TASK TO COMPLETE: Count how many lines in the data hold "screenshot". Only the number.

[Page and application data records]
● ● ●

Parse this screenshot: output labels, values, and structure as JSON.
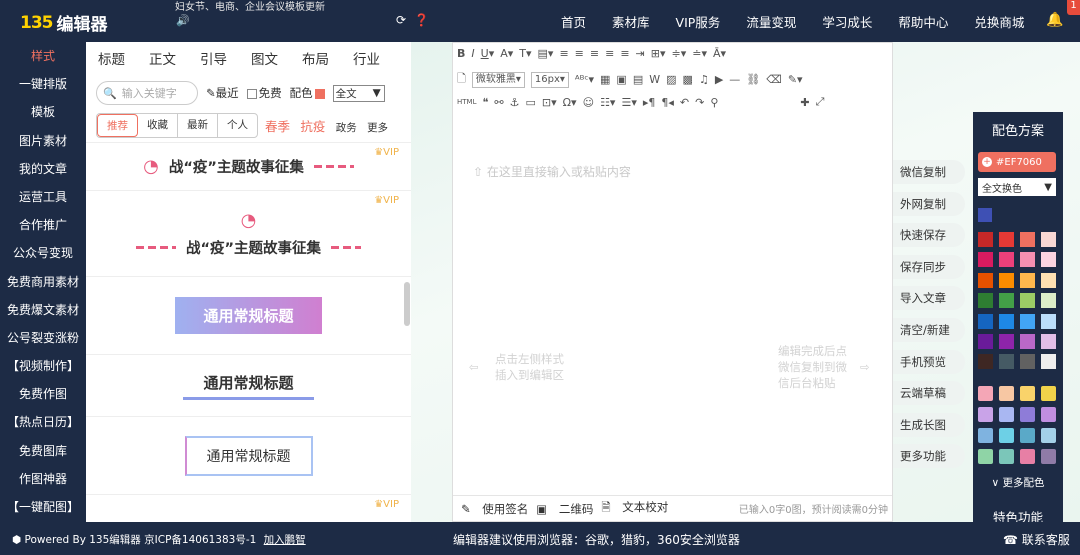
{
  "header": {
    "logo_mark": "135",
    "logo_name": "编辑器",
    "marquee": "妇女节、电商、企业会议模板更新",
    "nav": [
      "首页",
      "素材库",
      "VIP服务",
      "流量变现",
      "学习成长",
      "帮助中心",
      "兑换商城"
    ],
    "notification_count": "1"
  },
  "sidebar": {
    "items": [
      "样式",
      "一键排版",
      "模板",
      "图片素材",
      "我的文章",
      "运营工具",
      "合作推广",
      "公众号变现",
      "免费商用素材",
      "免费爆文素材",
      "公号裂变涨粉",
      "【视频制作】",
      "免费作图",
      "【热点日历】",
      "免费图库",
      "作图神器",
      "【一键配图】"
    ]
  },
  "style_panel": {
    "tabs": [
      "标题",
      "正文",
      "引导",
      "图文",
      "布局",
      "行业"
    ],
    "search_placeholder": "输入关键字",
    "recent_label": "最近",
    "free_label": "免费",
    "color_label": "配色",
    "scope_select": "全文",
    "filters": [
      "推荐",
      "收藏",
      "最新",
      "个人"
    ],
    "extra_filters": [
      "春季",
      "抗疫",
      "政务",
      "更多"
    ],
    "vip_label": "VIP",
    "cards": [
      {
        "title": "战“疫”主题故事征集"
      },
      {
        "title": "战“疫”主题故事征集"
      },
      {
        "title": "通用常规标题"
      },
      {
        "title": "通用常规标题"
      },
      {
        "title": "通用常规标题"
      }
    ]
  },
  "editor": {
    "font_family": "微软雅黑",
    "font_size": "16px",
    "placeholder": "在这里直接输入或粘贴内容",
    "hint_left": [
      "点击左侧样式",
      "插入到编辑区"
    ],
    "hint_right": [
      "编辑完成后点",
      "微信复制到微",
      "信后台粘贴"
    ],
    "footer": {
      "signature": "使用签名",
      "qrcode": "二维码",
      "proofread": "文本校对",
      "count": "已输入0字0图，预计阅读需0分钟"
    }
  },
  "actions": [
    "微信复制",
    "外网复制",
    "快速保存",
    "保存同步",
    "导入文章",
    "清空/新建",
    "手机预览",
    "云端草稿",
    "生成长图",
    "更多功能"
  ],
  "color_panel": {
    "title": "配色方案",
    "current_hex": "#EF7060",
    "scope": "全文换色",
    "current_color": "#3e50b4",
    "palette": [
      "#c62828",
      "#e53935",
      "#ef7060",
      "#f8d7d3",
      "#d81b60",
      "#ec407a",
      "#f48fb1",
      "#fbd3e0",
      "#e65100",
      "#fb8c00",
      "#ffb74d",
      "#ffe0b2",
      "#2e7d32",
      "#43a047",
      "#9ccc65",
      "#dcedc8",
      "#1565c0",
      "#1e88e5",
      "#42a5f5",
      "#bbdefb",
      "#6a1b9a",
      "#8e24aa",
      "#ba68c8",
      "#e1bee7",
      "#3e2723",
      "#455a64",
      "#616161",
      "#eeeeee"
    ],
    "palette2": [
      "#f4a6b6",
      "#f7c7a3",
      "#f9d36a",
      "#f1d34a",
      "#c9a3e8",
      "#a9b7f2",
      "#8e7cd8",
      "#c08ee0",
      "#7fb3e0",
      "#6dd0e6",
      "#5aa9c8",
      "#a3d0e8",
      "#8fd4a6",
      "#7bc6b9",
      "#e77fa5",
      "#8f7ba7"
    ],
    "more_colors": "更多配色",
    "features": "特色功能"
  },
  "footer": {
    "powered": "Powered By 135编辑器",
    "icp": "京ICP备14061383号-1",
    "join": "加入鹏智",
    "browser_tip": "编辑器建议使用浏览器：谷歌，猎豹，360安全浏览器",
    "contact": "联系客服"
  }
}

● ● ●

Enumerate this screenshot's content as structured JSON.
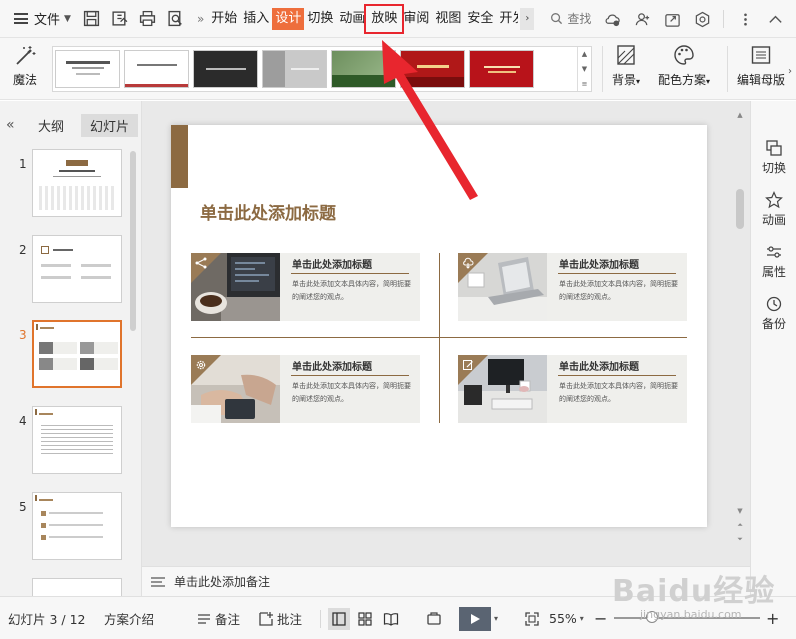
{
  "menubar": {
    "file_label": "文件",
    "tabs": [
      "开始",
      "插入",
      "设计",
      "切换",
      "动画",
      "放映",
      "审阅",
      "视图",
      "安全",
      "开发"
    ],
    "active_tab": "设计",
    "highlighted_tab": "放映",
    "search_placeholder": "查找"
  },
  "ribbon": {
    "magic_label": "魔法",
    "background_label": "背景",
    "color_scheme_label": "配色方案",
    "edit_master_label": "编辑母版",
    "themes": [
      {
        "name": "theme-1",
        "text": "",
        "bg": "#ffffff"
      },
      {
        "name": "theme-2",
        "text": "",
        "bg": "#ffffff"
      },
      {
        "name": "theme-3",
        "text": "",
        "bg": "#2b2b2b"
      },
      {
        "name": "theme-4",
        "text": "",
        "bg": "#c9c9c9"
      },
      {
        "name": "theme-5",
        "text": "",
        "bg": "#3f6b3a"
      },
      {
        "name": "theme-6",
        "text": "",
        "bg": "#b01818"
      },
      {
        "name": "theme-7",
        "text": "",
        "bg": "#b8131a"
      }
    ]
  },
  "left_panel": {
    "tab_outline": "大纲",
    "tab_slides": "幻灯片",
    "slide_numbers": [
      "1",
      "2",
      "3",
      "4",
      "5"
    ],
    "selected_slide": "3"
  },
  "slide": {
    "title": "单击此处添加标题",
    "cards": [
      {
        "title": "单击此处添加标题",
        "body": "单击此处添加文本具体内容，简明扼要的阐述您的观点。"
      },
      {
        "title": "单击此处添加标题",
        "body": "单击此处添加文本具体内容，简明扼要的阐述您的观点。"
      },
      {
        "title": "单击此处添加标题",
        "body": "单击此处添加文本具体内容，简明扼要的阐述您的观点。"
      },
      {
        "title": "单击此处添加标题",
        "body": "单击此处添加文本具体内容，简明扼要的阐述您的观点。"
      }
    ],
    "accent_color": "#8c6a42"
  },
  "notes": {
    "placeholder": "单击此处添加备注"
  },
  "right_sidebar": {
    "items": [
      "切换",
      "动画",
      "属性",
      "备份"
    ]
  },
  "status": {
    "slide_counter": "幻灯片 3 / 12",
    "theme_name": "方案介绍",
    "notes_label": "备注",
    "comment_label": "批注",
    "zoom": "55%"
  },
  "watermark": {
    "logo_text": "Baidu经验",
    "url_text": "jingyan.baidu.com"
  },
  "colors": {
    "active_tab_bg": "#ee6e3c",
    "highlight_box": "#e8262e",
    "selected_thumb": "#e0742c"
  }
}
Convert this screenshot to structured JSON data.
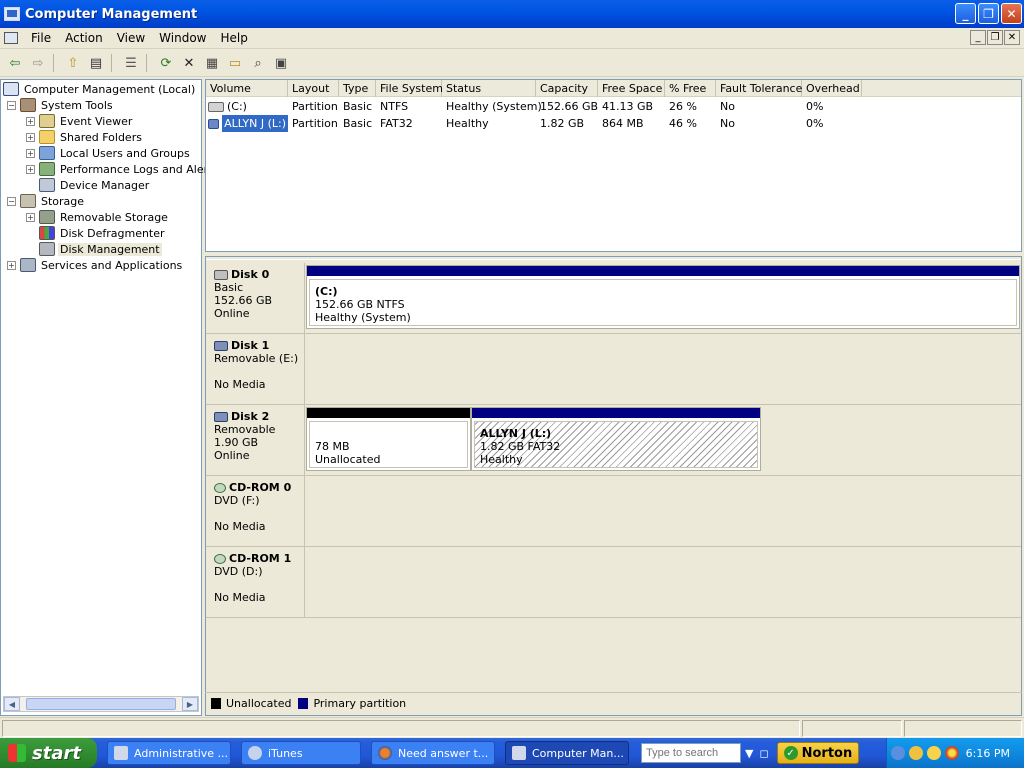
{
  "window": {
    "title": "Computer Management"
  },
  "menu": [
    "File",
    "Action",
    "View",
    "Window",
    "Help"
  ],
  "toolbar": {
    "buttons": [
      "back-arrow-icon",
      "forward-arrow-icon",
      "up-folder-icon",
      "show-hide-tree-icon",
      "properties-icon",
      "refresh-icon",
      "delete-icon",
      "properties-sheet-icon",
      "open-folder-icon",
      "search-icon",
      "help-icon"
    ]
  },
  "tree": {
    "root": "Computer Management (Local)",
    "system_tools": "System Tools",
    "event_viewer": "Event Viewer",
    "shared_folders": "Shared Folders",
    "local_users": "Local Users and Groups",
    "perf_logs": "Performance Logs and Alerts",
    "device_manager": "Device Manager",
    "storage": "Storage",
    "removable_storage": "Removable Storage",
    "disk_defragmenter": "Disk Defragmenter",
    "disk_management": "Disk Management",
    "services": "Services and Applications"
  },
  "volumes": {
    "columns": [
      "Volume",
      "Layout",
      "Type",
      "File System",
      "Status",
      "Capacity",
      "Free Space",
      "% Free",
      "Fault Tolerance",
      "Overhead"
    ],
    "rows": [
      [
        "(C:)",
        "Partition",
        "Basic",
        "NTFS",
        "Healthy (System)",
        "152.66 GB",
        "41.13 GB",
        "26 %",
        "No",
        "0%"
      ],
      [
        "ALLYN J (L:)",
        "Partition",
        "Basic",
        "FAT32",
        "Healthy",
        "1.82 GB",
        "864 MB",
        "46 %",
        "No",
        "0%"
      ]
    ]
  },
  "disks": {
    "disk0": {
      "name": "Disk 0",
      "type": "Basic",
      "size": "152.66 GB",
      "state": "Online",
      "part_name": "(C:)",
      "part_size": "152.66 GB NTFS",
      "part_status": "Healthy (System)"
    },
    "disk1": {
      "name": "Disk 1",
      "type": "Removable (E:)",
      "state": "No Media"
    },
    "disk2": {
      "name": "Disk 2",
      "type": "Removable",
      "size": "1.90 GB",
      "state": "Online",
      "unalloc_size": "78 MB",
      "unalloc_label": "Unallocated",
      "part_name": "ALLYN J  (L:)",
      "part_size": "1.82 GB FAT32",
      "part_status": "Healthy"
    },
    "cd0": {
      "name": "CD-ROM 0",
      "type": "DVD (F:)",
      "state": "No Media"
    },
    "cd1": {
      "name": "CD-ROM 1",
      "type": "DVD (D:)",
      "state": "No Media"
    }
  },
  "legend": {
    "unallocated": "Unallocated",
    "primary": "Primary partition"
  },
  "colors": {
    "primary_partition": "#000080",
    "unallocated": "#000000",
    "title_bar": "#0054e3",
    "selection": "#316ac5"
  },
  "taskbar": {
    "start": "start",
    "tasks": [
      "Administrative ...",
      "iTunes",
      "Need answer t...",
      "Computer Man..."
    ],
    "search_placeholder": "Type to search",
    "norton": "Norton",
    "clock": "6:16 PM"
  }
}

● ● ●

EXPECTED ANSWER: 3